Rising prices for Argentina's commodity exports are bolstering the Central Bank's coffers, an unusual but positive development for the struggling economy that is providing a small boost to bondholder confidence.
Since February, net international reserves (the Central Bank's holdings after subtracting dollar deposits in retail banks, international loans, and other long-term assets) have more than doubled to US$6.9 billion, its highest level in nine months. according to local consultancy firm EconViews. The increase is a welcome change after reserves fell in the past two years amid a shortage of foreign investment and the restructuring of Argentina's US$65-billion debt with private bondholders.
Argentina, the world's largest exporter of soy products, earns most of its foreign exchange from the sale of its agricultural production abroad. This year, exports have brought in US$13.3 billion – the highest level in 18 years for this time of the season. The increase in dollar revenues helped the peso to have its best monthly performance since the end of 2019 in May, while foreign bonds rose for the second consecutive month due to the perception that higher reserves could facilitate the country to meet its obligations.

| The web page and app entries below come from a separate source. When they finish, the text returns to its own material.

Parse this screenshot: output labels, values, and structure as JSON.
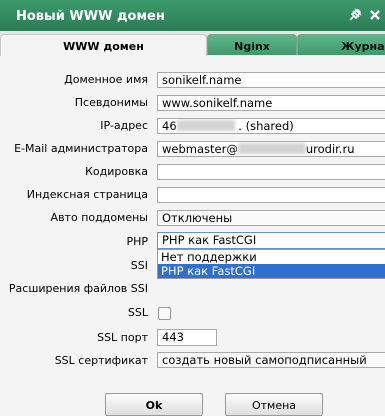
{
  "window": {
    "title": "Новый WWW домен"
  },
  "tabs": [
    {
      "label": "WWW домен",
      "active": true
    },
    {
      "label": "Nginx",
      "active": false
    },
    {
      "label": "Журналь",
      "active": false
    }
  ],
  "form": {
    "domain": {
      "label": "Доменное имя",
      "value": "sonikelf.name"
    },
    "aliases": {
      "label": "Псевдонимы",
      "value": "www.sonikelf.name"
    },
    "ip": {
      "label": "IP-адрес",
      "value_prefix": "46",
      "value_suffix": ". (shared)"
    },
    "email": {
      "label": "E-Mail администратора",
      "value_prefix": "webmaster@",
      "value_suffix": "urodir.ru"
    },
    "encoding": {
      "label": "Кодировка",
      "value": ""
    },
    "index_page": {
      "label": "Индексная страница",
      "value": ""
    },
    "auto_subdomains": {
      "label": "Авто поддомены",
      "value": "Отключены"
    },
    "php": {
      "label": "PHP",
      "value": "PHP как FastCGI",
      "options": [
        "Нет поддержки",
        "PHP как FastCGI"
      ],
      "selected_index": 1
    },
    "ssi": {
      "label": "SSI"
    },
    "ssi_ext": {
      "label": "Расширения файлов SSI"
    },
    "ssl": {
      "label": "SSL",
      "checked": false
    },
    "ssl_port": {
      "label": "SSL порт",
      "value": "443"
    },
    "ssl_cert": {
      "label": "SSL сертификат",
      "value": "создать новый самоподписанный"
    }
  },
  "buttons": {
    "ok": "Ok",
    "cancel": "Отмена"
  },
  "colors": {
    "titlebar": "#2a7d55",
    "inactive_tab": "#3f9a6b",
    "selection": "#2f6fd0"
  }
}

"With this flood of dollars and this surge in reserves, investors are seeing Argentina's improved ability to pay its debt," said Andrés Borenstein, chief economist at EconViews in Buenos Aires.
Imports to Argentina rose 61 percent in April, recent government data showed, a sign that policy makers may have loosened exchange restrictions that hold back international trade. As part of efforts to prop up the peso, Argentines face severe restrictions on their ability to buy dollars at the official exchange rate.

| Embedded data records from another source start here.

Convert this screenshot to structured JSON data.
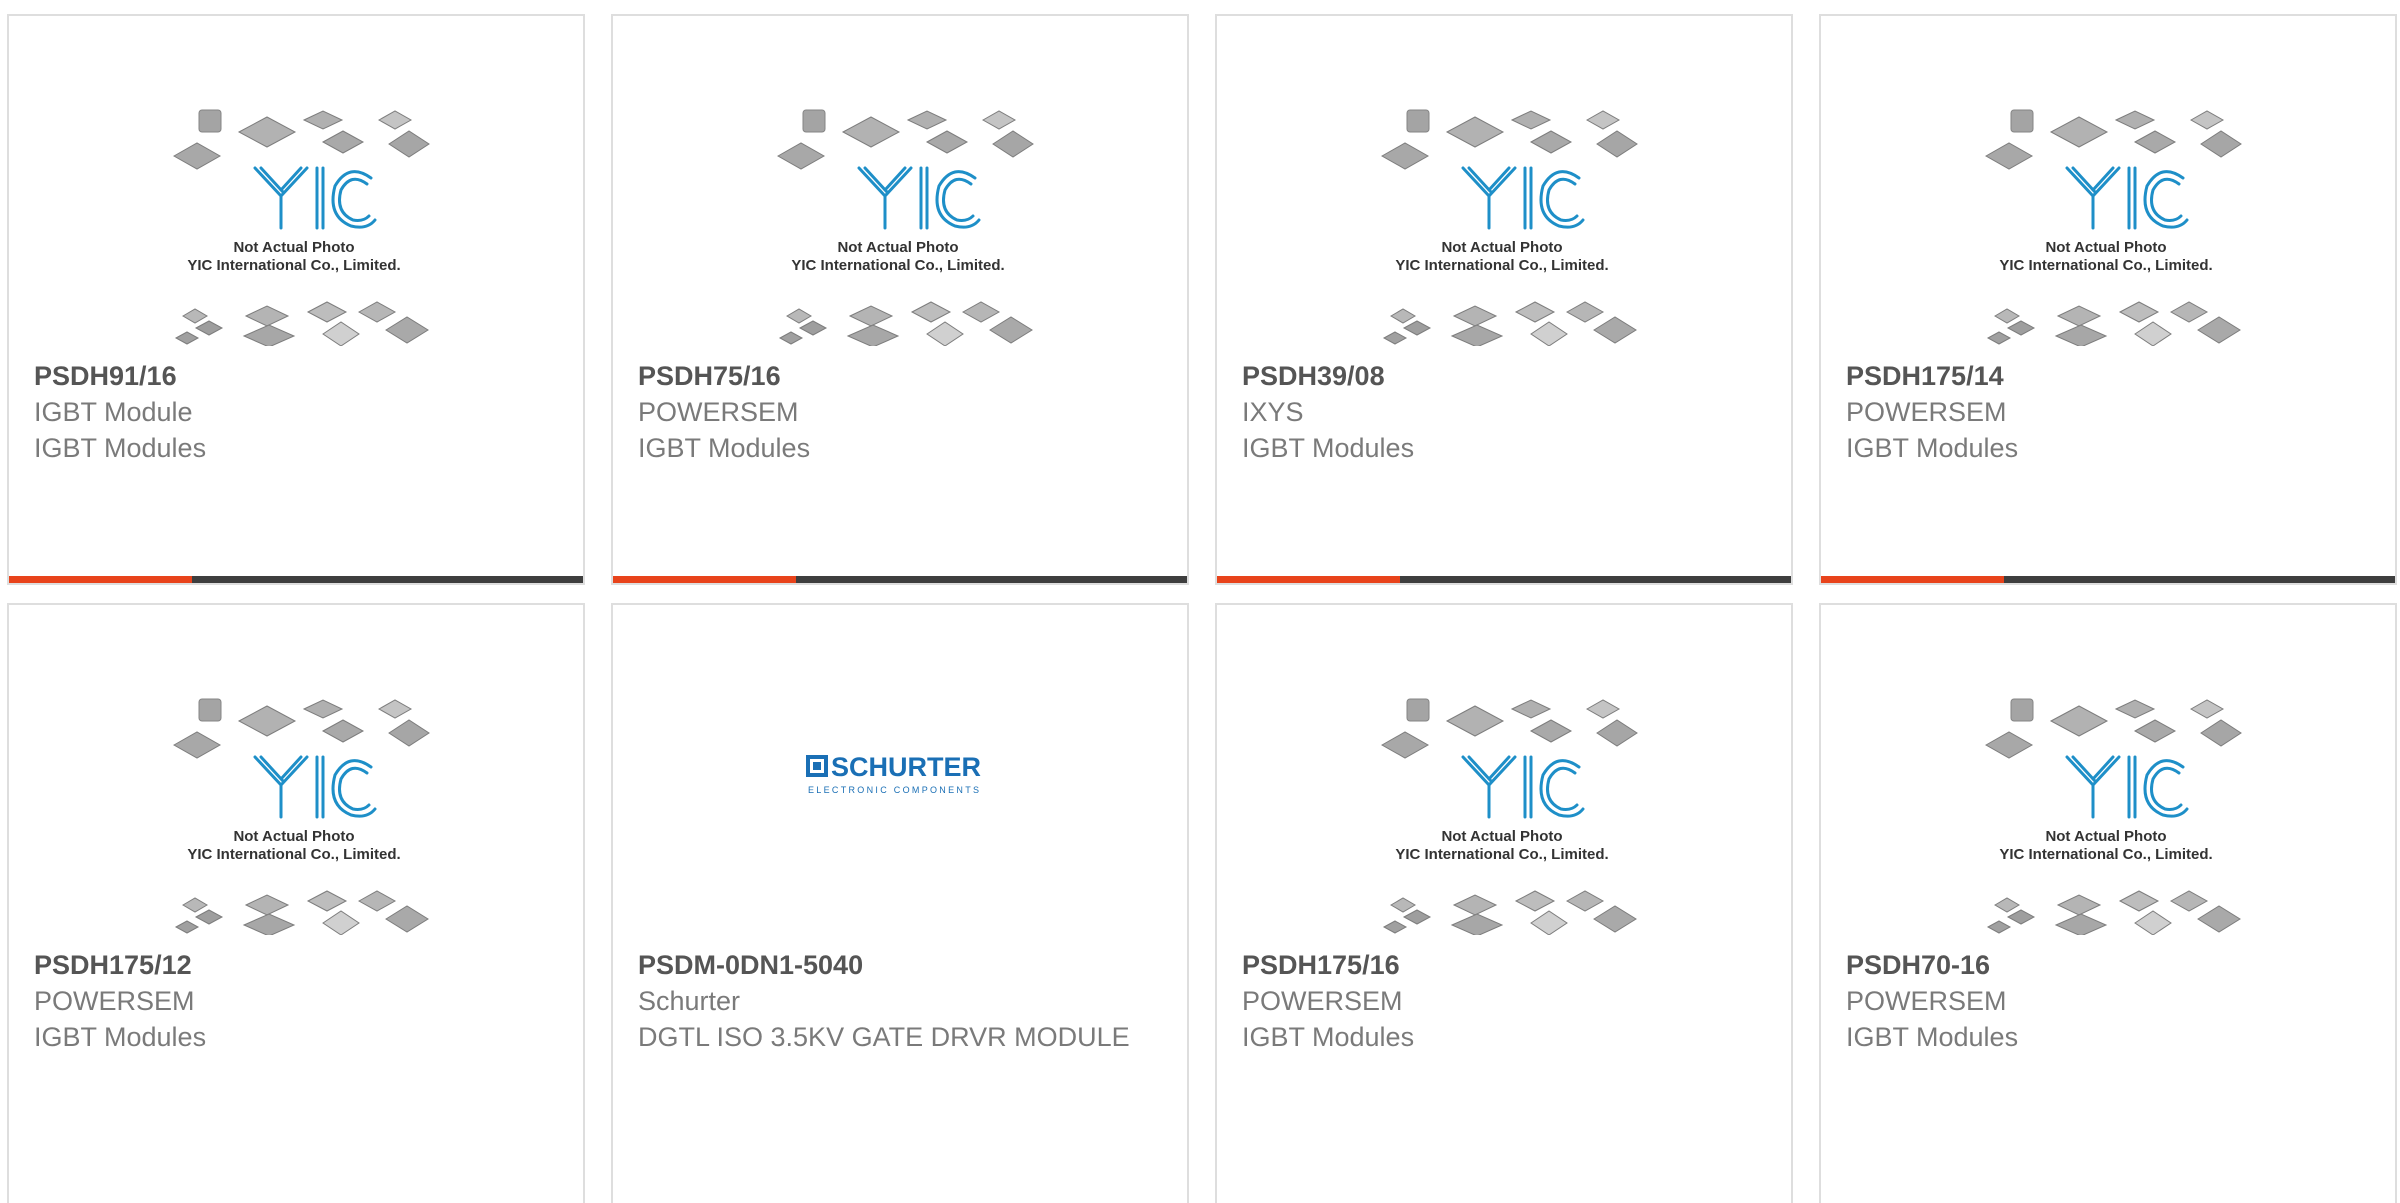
{
  "placeholder": {
    "logo_text": "YIC",
    "caption_line1": "Not Actual Photo",
    "caption_line2": "YIC International Co., Limited."
  },
  "schurter_logo": {
    "name": "SCHURTER",
    "tagline": "ELECTRONIC COMPONENTS"
  },
  "products": [
    {
      "part_number": "PSDH91/16",
      "manufacturer": "IGBT Module",
      "category": "IGBT Modules",
      "image": "yic-placeholder"
    },
    {
      "part_number": "PSDH75/16",
      "manufacturer": "POWERSEM",
      "category": "IGBT Modules",
      "image": "yic-placeholder"
    },
    {
      "part_number": "PSDH39/08",
      "manufacturer": "IXYS",
      "category": "IGBT Modules",
      "image": "yic-placeholder"
    },
    {
      "part_number": "PSDH175/14",
      "manufacturer": "POWERSEM",
      "category": "IGBT Modules",
      "image": "yic-placeholder"
    },
    {
      "part_number": "PSDH175/12",
      "manufacturer": "POWERSEM",
      "category": "IGBT Modules",
      "image": "yic-placeholder"
    },
    {
      "part_number": "PSDM-0DN1-5040",
      "manufacturer": "Schurter",
      "category": "DGTL ISO 3.5KV GATE DRVR MODULE",
      "image": "schurter-logo"
    },
    {
      "part_number": "PSDH175/16",
      "manufacturer": "POWERSEM",
      "category": "IGBT Modules",
      "image": "yic-placeholder"
    },
    {
      "part_number": "PSDH70-16",
      "manufacturer": "POWERSEM",
      "category": "IGBT Modules",
      "image": "yic-placeholder"
    }
  ],
  "colors": {
    "accent": "#e8431b",
    "bar_dark": "#3e3e3e",
    "yic_blue": "#1e8fc8",
    "schurter_blue": "#1a6fb5",
    "chip_gray": "#9a9a9a"
  }
}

It is not yet clear whether the Central Bank will be able to hold onto reserves as farm incomes decline next month in the depth of the South American winter. At the same time, government policymakers also have just 60 days to raise the US$2.4 billion owed to the Paris Club group of private creditors, after the grace period for that payment began.
The government has not said whether it will use reserves to meet its outstanding debt payments.

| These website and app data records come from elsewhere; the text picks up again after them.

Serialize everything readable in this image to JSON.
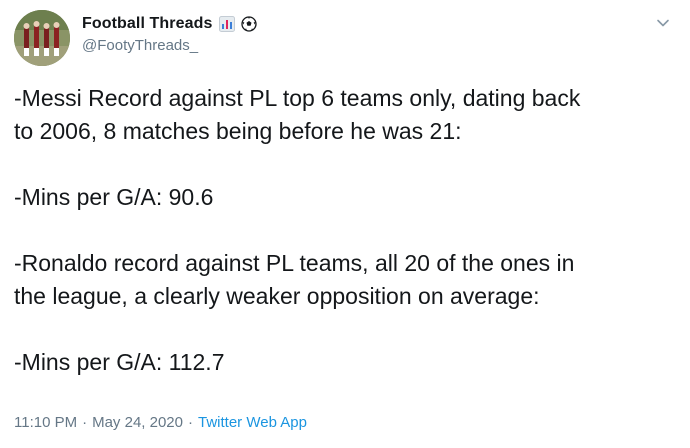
{
  "user": {
    "display_name": "Football Threads",
    "handle": "@FootyThreads_",
    "name_icons": [
      "bar-chart-icon",
      "soccer-ball-icon"
    ]
  },
  "tweet": {
    "paragraphs": [
      "-Messi Record against PL top 6 teams only, dating back\nto 2006, 8 matches being before he was 21:",
      "-Mins per G/A: 90.6",
      "-Ronaldo record against PL teams, all 20 of the ones in\nthe league, a clearly weaker opposition on average:",
      "-Mins per G/A: 112.7"
    ]
  },
  "meta": {
    "time": "11:10 PM",
    "date": "May 24, 2020",
    "separator": "·",
    "source": "Twitter Web App"
  },
  "colors": {
    "text": "#14171a",
    "secondary": "#657786",
    "link": "#1b95e0"
  }
}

In this trading season, exporters will sell soybeans, flour and oil for US$20.4 billion, a record and 25 percent more than the previous year, according to the Rosario Board of Trade.
by Ignacio Olivera Doll, Bloomberg